But the Iranian government aims to further increase its control over domestic internet use by implementing a national information network (NIN). The network functions as a domestic intranet that hosts Iranian websites connected to the global internet only at certain nodes. Given these developments, the Iranian government will increasingly be able to control public awareness and opinion of the regime, politics, and the economy.
Enhancing Sanction Effectiveness: Social Media and Public Opinion
While sanctions are meant to reduce the resources Iran uses funding militant groups and ballistic missile programs, there seems to be little evidence that US sanctions have actually constrained these policy objectives. The sanctions impact the everyday citizen and instead of the government directly. The economic conditions brought about by the sanctions are therefore a clear driver of social unrest and discontentment.
This same the public anger driving the anti-government protests, however, could be influenced by the Iranian government and directed against the US. If the anti-US demonstrations held annually on the anniversary of the 1979 Iranian Revolution are any indicator, the government is eager to foment anti-US sentiments wherever possible. As Iran consolidates its control over social media-based narratives and opinions, policymakers should expect Iran to exploit rising public discontent.

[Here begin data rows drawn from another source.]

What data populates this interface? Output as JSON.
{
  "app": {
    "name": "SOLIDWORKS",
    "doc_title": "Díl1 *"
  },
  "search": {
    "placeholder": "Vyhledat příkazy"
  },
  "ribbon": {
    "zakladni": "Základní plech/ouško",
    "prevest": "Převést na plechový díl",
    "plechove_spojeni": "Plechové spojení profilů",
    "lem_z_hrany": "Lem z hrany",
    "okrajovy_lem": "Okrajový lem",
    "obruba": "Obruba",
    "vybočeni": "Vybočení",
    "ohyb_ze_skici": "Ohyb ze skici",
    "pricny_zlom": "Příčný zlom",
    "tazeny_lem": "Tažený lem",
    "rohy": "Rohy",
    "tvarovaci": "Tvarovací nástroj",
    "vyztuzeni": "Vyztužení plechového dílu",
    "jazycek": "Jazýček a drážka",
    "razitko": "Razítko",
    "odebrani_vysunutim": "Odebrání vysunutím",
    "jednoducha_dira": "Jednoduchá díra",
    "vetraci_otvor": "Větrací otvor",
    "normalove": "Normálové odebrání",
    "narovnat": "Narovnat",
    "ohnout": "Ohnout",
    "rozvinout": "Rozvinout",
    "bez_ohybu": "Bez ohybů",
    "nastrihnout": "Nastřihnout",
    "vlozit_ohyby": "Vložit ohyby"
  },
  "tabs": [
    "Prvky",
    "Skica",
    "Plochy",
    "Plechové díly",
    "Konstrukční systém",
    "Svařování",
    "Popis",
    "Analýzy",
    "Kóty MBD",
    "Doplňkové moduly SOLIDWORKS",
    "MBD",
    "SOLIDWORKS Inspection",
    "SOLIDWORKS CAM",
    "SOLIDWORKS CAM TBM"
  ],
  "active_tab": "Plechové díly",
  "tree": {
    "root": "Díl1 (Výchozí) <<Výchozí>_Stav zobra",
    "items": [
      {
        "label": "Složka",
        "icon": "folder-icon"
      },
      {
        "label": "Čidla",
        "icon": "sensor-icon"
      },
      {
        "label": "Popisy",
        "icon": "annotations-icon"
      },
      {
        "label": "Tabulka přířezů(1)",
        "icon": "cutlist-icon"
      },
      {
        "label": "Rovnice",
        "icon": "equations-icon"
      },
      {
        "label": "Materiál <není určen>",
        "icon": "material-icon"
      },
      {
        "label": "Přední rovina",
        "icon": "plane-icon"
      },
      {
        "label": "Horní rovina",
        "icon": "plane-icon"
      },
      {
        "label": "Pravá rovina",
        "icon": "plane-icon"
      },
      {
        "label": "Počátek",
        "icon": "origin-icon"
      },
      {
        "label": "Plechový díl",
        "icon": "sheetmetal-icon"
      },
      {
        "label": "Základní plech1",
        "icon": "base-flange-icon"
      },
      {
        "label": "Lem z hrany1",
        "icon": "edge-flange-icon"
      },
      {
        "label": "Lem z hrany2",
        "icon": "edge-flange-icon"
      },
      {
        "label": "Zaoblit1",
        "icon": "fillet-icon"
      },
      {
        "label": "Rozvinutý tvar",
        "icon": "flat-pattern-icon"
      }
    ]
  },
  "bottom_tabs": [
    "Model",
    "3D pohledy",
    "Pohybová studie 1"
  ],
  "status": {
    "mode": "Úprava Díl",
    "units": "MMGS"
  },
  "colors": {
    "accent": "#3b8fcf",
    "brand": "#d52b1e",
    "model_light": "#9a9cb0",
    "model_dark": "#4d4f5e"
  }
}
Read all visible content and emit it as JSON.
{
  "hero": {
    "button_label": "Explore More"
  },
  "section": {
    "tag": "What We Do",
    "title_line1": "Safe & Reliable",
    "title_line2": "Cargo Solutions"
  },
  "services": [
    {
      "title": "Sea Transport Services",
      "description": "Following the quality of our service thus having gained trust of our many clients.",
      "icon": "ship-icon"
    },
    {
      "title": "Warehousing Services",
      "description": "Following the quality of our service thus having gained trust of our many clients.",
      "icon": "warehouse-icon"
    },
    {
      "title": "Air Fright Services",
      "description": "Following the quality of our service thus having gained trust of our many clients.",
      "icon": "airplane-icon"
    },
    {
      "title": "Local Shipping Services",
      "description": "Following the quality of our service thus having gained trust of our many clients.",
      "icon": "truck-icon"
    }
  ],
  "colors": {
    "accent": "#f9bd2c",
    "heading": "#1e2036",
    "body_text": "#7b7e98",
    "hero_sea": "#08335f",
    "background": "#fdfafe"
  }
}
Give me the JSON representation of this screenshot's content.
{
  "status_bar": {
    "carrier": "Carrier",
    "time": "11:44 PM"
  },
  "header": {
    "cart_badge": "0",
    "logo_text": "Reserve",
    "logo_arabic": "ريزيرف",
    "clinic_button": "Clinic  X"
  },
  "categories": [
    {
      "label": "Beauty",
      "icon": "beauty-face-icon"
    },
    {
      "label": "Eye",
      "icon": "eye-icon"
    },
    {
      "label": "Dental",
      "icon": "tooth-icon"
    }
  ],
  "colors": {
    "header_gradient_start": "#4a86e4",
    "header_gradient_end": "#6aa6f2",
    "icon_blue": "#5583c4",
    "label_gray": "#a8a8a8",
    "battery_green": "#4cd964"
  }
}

This is, indeed, a significant potential for the sanctions to backfire. If the economic situation becomes severe enough, in the words of one Iranian official, “leadership in Tehran will welcome a crisis that could change the subject domestically and rally the population round the flag.” Increased economic pressure and President Rouhani’s inability to alleviate the resultant conditions allows hardliners in the government to further their political objectives. This includes even greater state control of the internet, social media, and crackdowns on public opposition to the government’s foreign and economic policies.
In turn, this lends the government and its hardliners more power. Rather than the 180-degree reversal Washington hopes for, empowering government hardliners will only bring increased Iranian commitment to funding militant groups, circumventing sanctions, and developing ballistic missiles (along with their potentially accompanying nuclear warheads).
Yet there is increasing public resentment toward the rich elites in Iran who are not nearly as impacted by the sanctions as the rest of the public, a divide which could be amplified by external and domestic actors to encourage public opposition to Iran’s current policy priorities. The 2017–18 winter protests and their resurgence later this year, moreover, demonstrate public desire for change in their daily lives despite the fact that protests are punishable by death. Public diplomacy and social media campaigns directed toward and by the Iranian public emphasizing Iran’s prioritization of foreign policy expansionism at the expense of its public may very well improve sanction effectiveness.
An economic crisis with widespread protests represents a battleground over domestic Iranian public opinion. Those who wish to see reduced Iranian expansionism should regard public opinion in Iran as a fulcrum to delay or inhibit Iran’s expansionist agenda. If they do not, the Iran government will.
Disclaimer: The views expressed in this article are those of the author and do not necessarily represent the views of the U.S. Air Force, the U.S. Department of Defense, or the U.S. Government.